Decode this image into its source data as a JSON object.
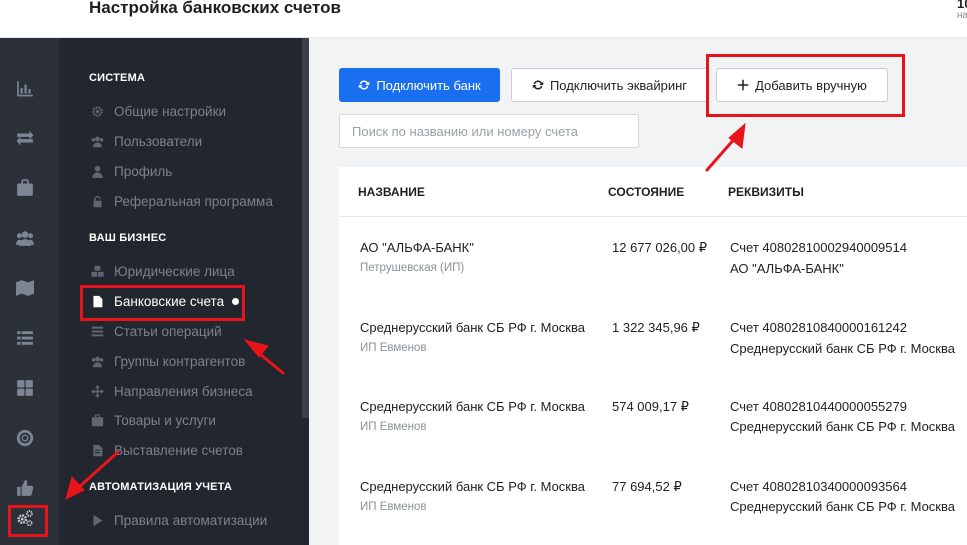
{
  "header": {
    "title": "Настройка банковских счетов",
    "corner_number": "10",
    "corner_sub": "на"
  },
  "rail": {
    "icons": [
      "chart-icon",
      "transfer-icon",
      "briefcase-icon",
      "users-icon",
      "map-icon",
      "list-icon",
      "dashboard-icon",
      "lifebuoy-icon",
      "thumbs-up-icon",
      "gears-icon"
    ]
  },
  "sidebar": {
    "sections": [
      {
        "heading": "СИСТЕМА",
        "items": [
          {
            "label": "Общие настройки",
            "icon": "gear-icon"
          },
          {
            "label": "Пользователи",
            "icon": "users-icon"
          },
          {
            "label": "Профиль",
            "icon": "user-icon"
          },
          {
            "label": "Реферальная программа",
            "icon": "lock-icon"
          }
        ]
      },
      {
        "heading": "ВАШ БИЗНЕС",
        "items": [
          {
            "label": "Юридические лица",
            "icon": "cubes-icon"
          },
          {
            "label": "Банковские счета",
            "icon": "file-icon",
            "active": true
          },
          {
            "label": "Статьи операций",
            "icon": "list-icon"
          },
          {
            "label": "Группы контрагентов",
            "icon": "users-icon"
          },
          {
            "label": "Направления бизнеса",
            "icon": "arrows-icon"
          },
          {
            "label": "Товары и услуги",
            "icon": "briefcase-icon"
          },
          {
            "label": "Выставление счетов",
            "icon": "invoice-icon"
          }
        ]
      },
      {
        "heading": "АВТОМАТИЗАЦИЯ УЧЕТА",
        "items": [
          {
            "label": "Правила автоматизации",
            "icon": "play-icon"
          }
        ]
      }
    ]
  },
  "toolbar": {
    "connect_bank": "Подключить банк",
    "connect_acquiring": "Подключить эквайринг",
    "add_manual": "Добавить вручную"
  },
  "search": {
    "placeholder": "Поиск по названию или номеру счета",
    "value": ""
  },
  "table": {
    "columns": [
      "НАЗВАНИЕ",
      "СОСТОЯНИЕ",
      "РЕКВИЗИТЫ"
    ],
    "rows": [
      {
        "name": "АО \"АЛЬФА-БАНК\"",
        "owner": "Петрушевская (ИП)",
        "balance": "12 677 026,00 ₽",
        "account": "Счет 40802810002940009514",
        "bank": "АО \"АЛЬФА-БАНК\""
      },
      {
        "name": "Среднерусский банк СБ РФ г. Москва",
        "owner": "ИП Евменов",
        "balance": "1 322 345,96 ₽",
        "account": "Счет 40802810840000161242",
        "bank": "Среднерусский банк СБ РФ г. Москва"
      },
      {
        "name": "Среднерусский банк СБ РФ г. Москва",
        "owner": "ИП Евменов",
        "balance": "574 009,17 ₽",
        "account": "Счет 40802810440000055279",
        "bank": "Среднерусский банк СБ РФ г. Москва"
      },
      {
        "name": "Среднерусский банк СБ РФ г. Москва",
        "owner": "ИП Евменов",
        "balance": "77 694,52 ₽",
        "account": "Счет 40802810340000093564",
        "bank": "Среднерусский банк СБ РФ г. Москва"
      }
    ]
  },
  "colors": {
    "primary": "#1a6ff0",
    "rail_bg": "#2b3039",
    "sidebar_bg": "#22262e",
    "annotation_red": "#e8141c"
  }
}
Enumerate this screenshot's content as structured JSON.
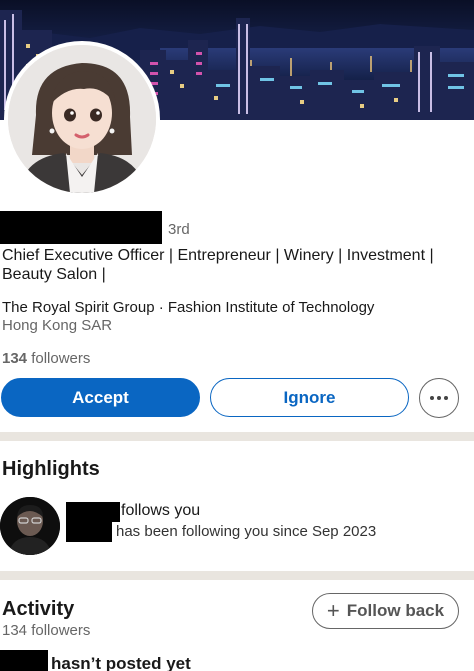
{
  "profile": {
    "degree": "3rd",
    "headline": "Chief Executive Officer | Entrepreneur | Winery | Investment | Beauty Salon |",
    "organizations": "The Royal Spirit Group · Fashion Institute of Technology",
    "location": "Hong Kong SAR",
    "followers_count": "134",
    "followers_label": "followers"
  },
  "actions": {
    "accept_label": "Accept",
    "ignore_label": "Ignore",
    "more_icon": "more-horizontal-icon"
  },
  "highlights": {
    "title": "Highlights",
    "follows_text": "follows you",
    "since_text": "has been following you since Sep 2023"
  },
  "activity": {
    "title": "Activity",
    "followers_text": "134 followers",
    "follow_back_label": "Follow back",
    "follow_back_icon": "plus-icon",
    "posted_text": "hasn’t posted yet"
  },
  "colors": {
    "primary": "#0a66c2",
    "divider": "#e9e5df",
    "secondary_text": "#666666"
  }
}
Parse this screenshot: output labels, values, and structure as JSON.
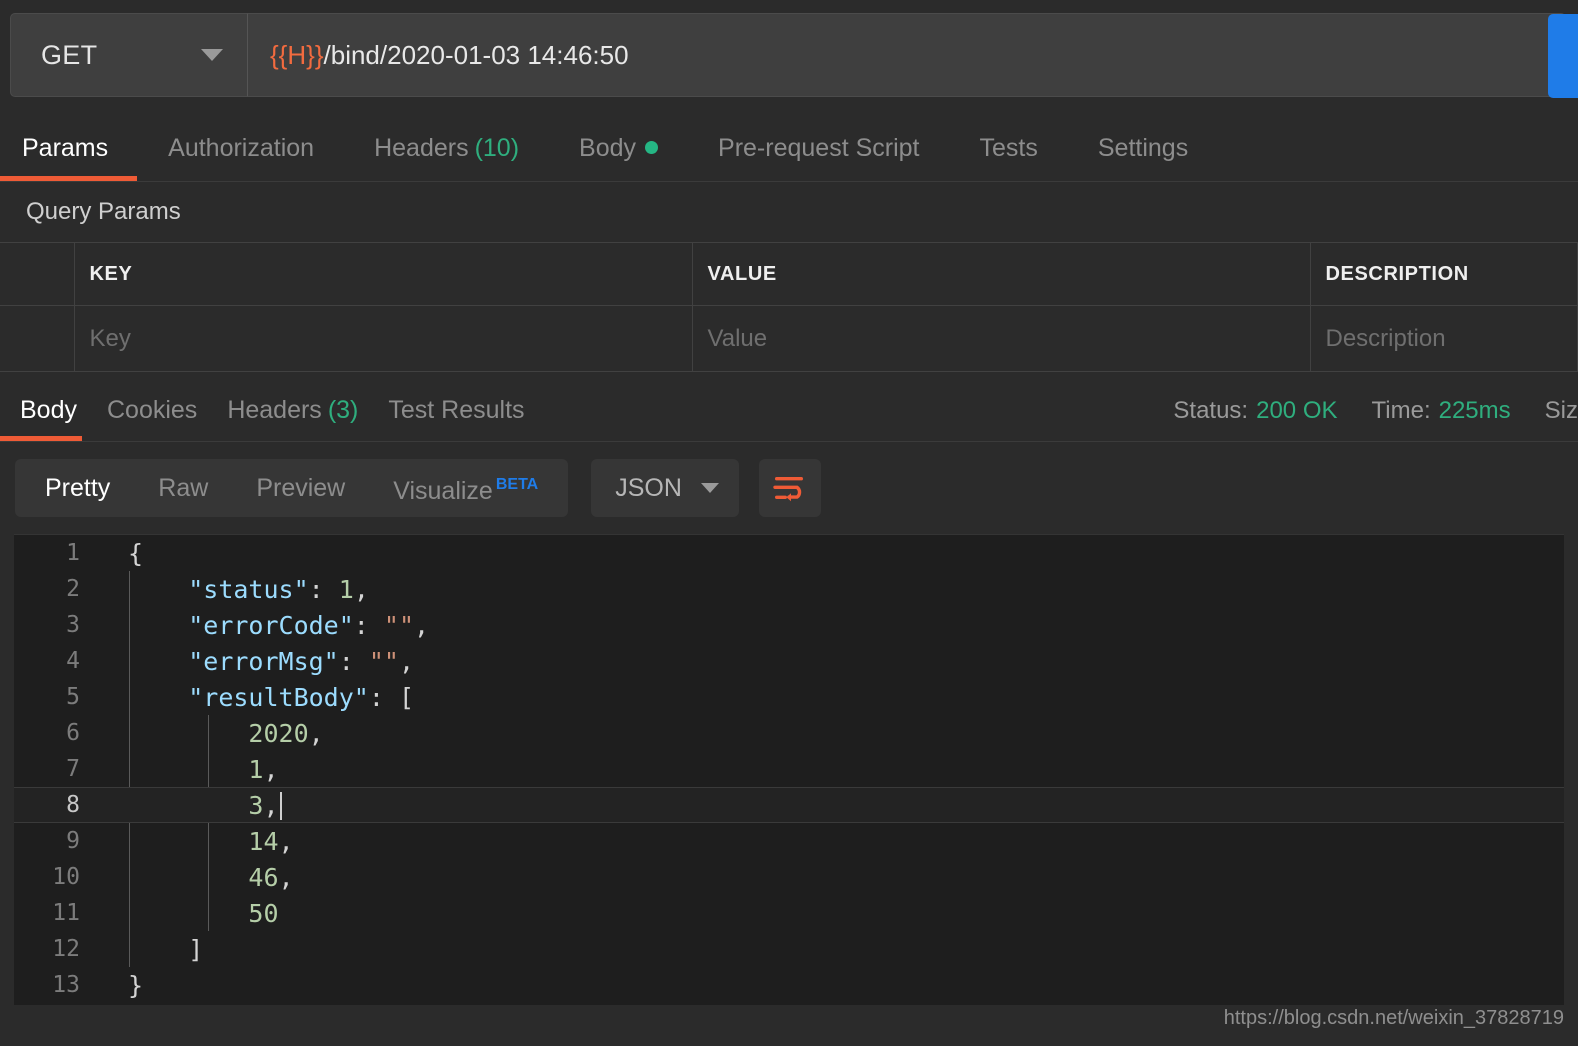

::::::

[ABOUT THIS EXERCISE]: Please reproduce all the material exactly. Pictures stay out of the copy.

[SOLUTION TO THIS PROBLEM]:
Decode this image into its source data as a JSON object.
{
  "header": {
    "title": "Настройка банковских счетов",
    "corner_number": "10",
    "corner_sub": "на"
  },
  "rail": {
    "icons": [
      "chart-icon",
      "transfer-icon",
      "briefcase-icon",
      "users-icon",
      "map-icon",
      "list-icon",
      "dashboard-icon",
      "lifebuoy-icon",
      "thumbs-up-icon",
      "gears-icon"
    ]
  },
  "sidebar": {
    "sections": [
      {
        "heading": "СИСТЕМА",
        "items": [
          {
            "label": "Общие настройки",
            "icon": "gear-icon"
          },
          {
            "label": "Пользователи",
            "icon": "users-icon"
          },
          {
            "label": "Профиль",
            "icon": "user-icon"
          },
          {
            "label": "Реферальная программа",
            "icon": "lock-icon"
          }
        ]
      },
      {
        "heading": "ВАШ БИЗНЕС",
        "items": [
          {
            "label": "Юридические лица",
            "icon": "cubes-icon"
          },
          {
            "label": "Банковские счета",
            "icon": "file-icon",
            "active": true
          },
          {
            "label": "Статьи операций",
            "icon": "list-icon"
          },
          {
            "label": "Группы контрагентов",
            "icon": "users-icon"
          },
          {
            "label": "Направления бизнеса",
            "icon": "arrows-icon"
          },
          {
            "label": "Товары и услуги",
            "icon": "briefcase-icon"
          },
          {
            "label": "Выставление счетов",
            "icon": "invoice-icon"
          }
        ]
      },
      {
        "heading": "АВТОМАТИЗАЦИЯ УЧЕТА",
        "items": [
          {
            "label": "Правила автоматизации",
            "icon": "play-icon"
          }
        ]
      }
    ]
  },
  "toolbar": {
    "connect_bank": "Подключить банк",
    "connect_acquiring": "Подключить эквайринг",
    "add_manual": "Добавить вручную"
  },
  "search": {
    "placeholder": "Поиск по названию или номеру счета",
    "value": ""
  },
  "table": {
    "columns": [
      "НАЗВАНИЕ",
      "СОСТОЯНИЕ",
      "РЕКВИЗИТЫ"
    ],
    "rows": [
      {
        "name": "АО \"АЛЬФА-БАНК\"",
        "owner": "Петрушевская (ИП)",
        "balance": "12 677 026,00 ₽",
        "account": "Счет 40802810002940009514",
        "bank": "АО \"АЛЬФА-БАНК\""
      },
      {
        "name": "Среднерусский банк СБ РФ г. Москва",
        "owner": "ИП Евменов",
        "balance": "1 322 345,96 ₽",
        "account": "Счет 40802810840000161242",
        "bank": "Среднерусский банк СБ РФ г. Москва"
      },
      {
        "name": "Среднерусский банк СБ РФ г. Москва",
        "owner": "ИП Евменов",
        "balance": "574 009,17 ₽",
        "account": "Счет 40802810440000055279",
        "bank": "Среднерусский банк СБ РФ г. Москва"
      },
      {
        "name": "Среднерусский банк СБ РФ г. Москва",
        "owner": "ИП Евменов",
        "balance": "77 694,52 ₽",
        "account": "Счет 40802810340000093564",
        "bank": "Среднерусский банк СБ РФ г. Москва"
      }
    ]
  },
  "colors": {
    "primary": "#1a6ff0",
    "rail_bg": "#2b3039",
    "sidebar_bg": "#22262e",
    "annotation_red": "#e8141c"
  }
}
Enumerate this screenshot's content as structured JSON.
{
  "profile": {
    "degree": "3rd",
    "headline": "Chief Executive Officer | Entrepreneur | Winery | Investment | Beauty Salon |",
    "organizations": "The Royal Spirit Group · Fashion Institute of Technology",
    "location": "Hong Kong SAR",
    "followers_count": "134",
    "followers_label": "followers"
  },
  "actions": {
    "accept_label": "Accept",
    "ignore_label": "Ignore",
    "more_icon": "more-horizontal-icon"
  },
  "highlights": {
    "title": "Highlights",
    "follows_text": "follows you",
    "since_text": "has been following you since Sep 2023"
  },
  "activity": {
    "title": "Activity",
    "followers_text": "134 followers",
    "follow_back_label": "Follow back",
    "follow_back_icon": "plus-icon",
    "posted_text": "hasn’t posted yet"
  },
  "colors": {
    "primary": "#0a66c2",
    "divider": "#e9e5df",
    "secondary_text": "#666666"
  }
}
Parse this screenshot: output labels, values, and structure as JSON.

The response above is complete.